The Conservative leader of the Local Government Association, Sir Simon Milton, has warned councils against over zealous use of surveillance powers that they were given to fight terrorism and criminal offences.

Sir Simon fears that councils may be using these powers too freely and will undermine public confidence in councils having them at all.

Reports in this morning’s media note how a family in Dorset was watched for three weeks in order to establish whether or not they were actually in the correct school catchment area.  It was found that they were.  The Telegraph reports that local authorities are launching more than 1,000 covert surveillance operations every month.  The newspaper highlights that Newcastle has used its powers 24 times to investigate parking fines and by Conservatives in Kensington and Chelsea to investigate the misuse of disabled parking badges.

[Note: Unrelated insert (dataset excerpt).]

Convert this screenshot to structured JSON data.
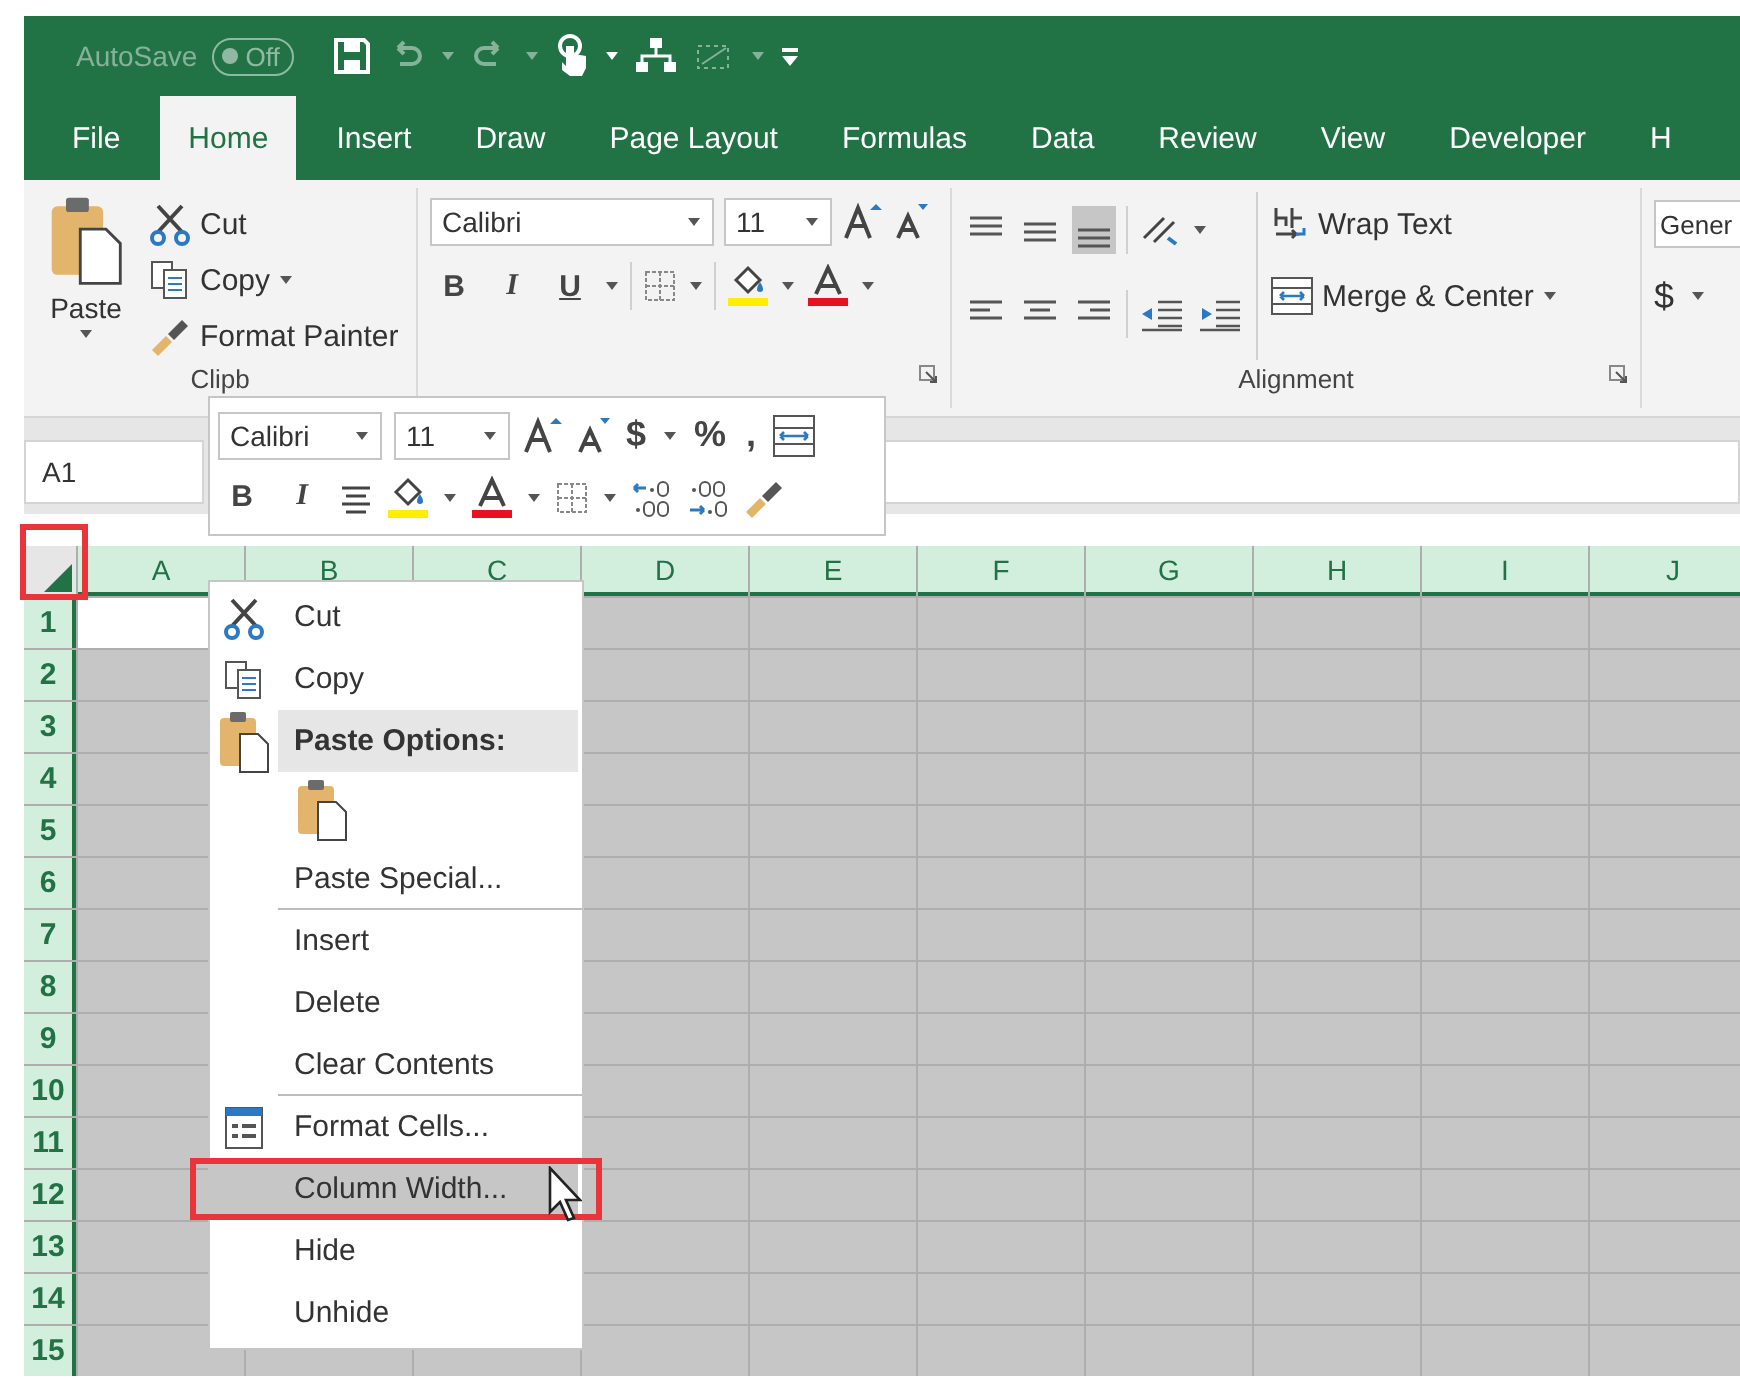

Sir Simon appeared to imply that the surveillance powers were appropriate in dealing with fly tippers, rogue traders and those defrauding the council tax or housing benefit system.  Action against littering was not, he has written, a "necessary and proportionate" use of local authority’s surveillance powers.

Dominic Grieve, the new Shadow Home Secretary, welcomed Sir Simon’s intervention:

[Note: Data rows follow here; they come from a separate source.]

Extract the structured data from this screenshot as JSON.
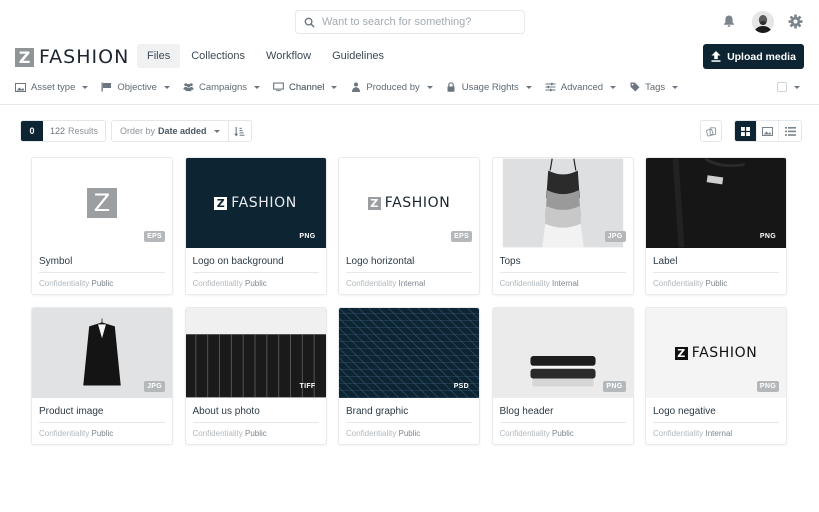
{
  "search": {
    "placeholder": "Want to search for something?"
  },
  "header": {
    "logo_mark": "Z",
    "logo_text": "FASHION",
    "nav": [
      {
        "label": "Files",
        "active": true
      },
      {
        "label": "Collections",
        "active": false
      },
      {
        "label": "Workflow",
        "active": false
      },
      {
        "label": "Guidelines",
        "active": false
      }
    ],
    "upload_label": "Upload media",
    "icons": {
      "notifications": "bell-icon",
      "profile": "avatar",
      "settings": "gear-icon"
    }
  },
  "filters": [
    {
      "label": "Asset type",
      "icon": "image-icon"
    },
    {
      "label": "Objective",
      "icon": "flag-icon"
    },
    {
      "label": "Campaigns",
      "icon": "users-icon"
    },
    {
      "label": "Channel",
      "icon": "monitor-icon"
    },
    {
      "label": "Produced by",
      "icon": "user-icon"
    },
    {
      "label": "Usage Rights",
      "icon": "lock-icon"
    },
    {
      "label": "Advanced",
      "icon": "sliders-icon"
    },
    {
      "label": "Tags",
      "icon": "tag-icon"
    }
  ],
  "toolbar": {
    "selected_count": "0",
    "results_count": "122",
    "results_label": "Results",
    "order_prefix": "Order by",
    "order_value": "Date added"
  },
  "colors": {
    "brand_dark": "#0d2433",
    "logo_grey": "#8f9497"
  },
  "assets": [
    {
      "title": "Symbol",
      "format": "EPS",
      "confidentiality_label": "Confidentiality",
      "confidentiality": "Public"
    },
    {
      "title": "Logo on background",
      "format": "PNG",
      "confidentiality_label": "Confidentiality",
      "confidentiality": "Public"
    },
    {
      "title": "Logo horizontal",
      "format": "EPS",
      "confidentiality_label": "Confidentiality",
      "confidentiality": "Internal"
    },
    {
      "title": "Tops",
      "format": "JPG",
      "confidentiality_label": "Confidentiality",
      "confidentiality": "Internal"
    },
    {
      "title": "Label",
      "format": "PNG",
      "confidentiality_label": "Confidentiality",
      "confidentiality": "Public"
    },
    {
      "title": "Product image",
      "format": "JPG",
      "confidentiality_label": "Confidentiality",
      "confidentiality": "Public"
    },
    {
      "title": "About us photo",
      "format": "TIFF",
      "confidentiality_label": "Confidentiality",
      "confidentiality": "Public"
    },
    {
      "title": "Brand graphic",
      "format": "PSD",
      "confidentiality_label": "Confidentiality",
      "confidentiality": "Public"
    },
    {
      "title": "Blog header",
      "format": "PNG",
      "confidentiality_label": "Confidentiality",
      "confidentiality": "Public"
    },
    {
      "title": "Logo negative",
      "format": "PNG",
      "confidentiality_label": "Confidentiality",
      "confidentiality": "Internal"
    }
  ]
}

"The public will be alarmed that such strong powers introduced under the guise of counterterrorism are being used by councils. They must be as tightly controlled as if they were being used by the police or security services."

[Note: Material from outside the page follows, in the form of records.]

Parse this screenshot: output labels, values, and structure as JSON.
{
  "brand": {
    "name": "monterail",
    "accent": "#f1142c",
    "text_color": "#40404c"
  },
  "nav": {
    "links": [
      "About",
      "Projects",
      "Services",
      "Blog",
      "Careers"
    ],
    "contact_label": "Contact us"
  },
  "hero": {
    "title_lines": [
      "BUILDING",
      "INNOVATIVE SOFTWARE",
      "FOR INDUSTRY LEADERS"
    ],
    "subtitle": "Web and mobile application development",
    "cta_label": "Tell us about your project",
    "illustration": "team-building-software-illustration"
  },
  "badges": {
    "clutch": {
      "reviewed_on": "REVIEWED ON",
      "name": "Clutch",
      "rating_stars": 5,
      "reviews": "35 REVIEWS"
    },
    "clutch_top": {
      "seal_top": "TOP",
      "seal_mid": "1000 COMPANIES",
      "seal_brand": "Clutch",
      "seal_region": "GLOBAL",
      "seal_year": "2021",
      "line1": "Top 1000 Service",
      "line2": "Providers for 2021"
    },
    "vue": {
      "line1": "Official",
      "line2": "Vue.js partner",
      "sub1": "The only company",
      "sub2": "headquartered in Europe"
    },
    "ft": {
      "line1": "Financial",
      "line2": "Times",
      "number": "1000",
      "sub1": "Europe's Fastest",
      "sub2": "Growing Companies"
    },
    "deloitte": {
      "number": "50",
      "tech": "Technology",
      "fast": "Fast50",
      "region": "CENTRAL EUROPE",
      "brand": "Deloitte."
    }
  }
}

Sir Simon said that the media also had a responsibility to use language more carefully.
Talk of snoopers patrolling council parks to check that people were
allowing their dogs to foul green spaces would, he implied on this
morning’s Today programme, produce a different response to news that a
park-keeper was empowered to stop fouling of places where children play.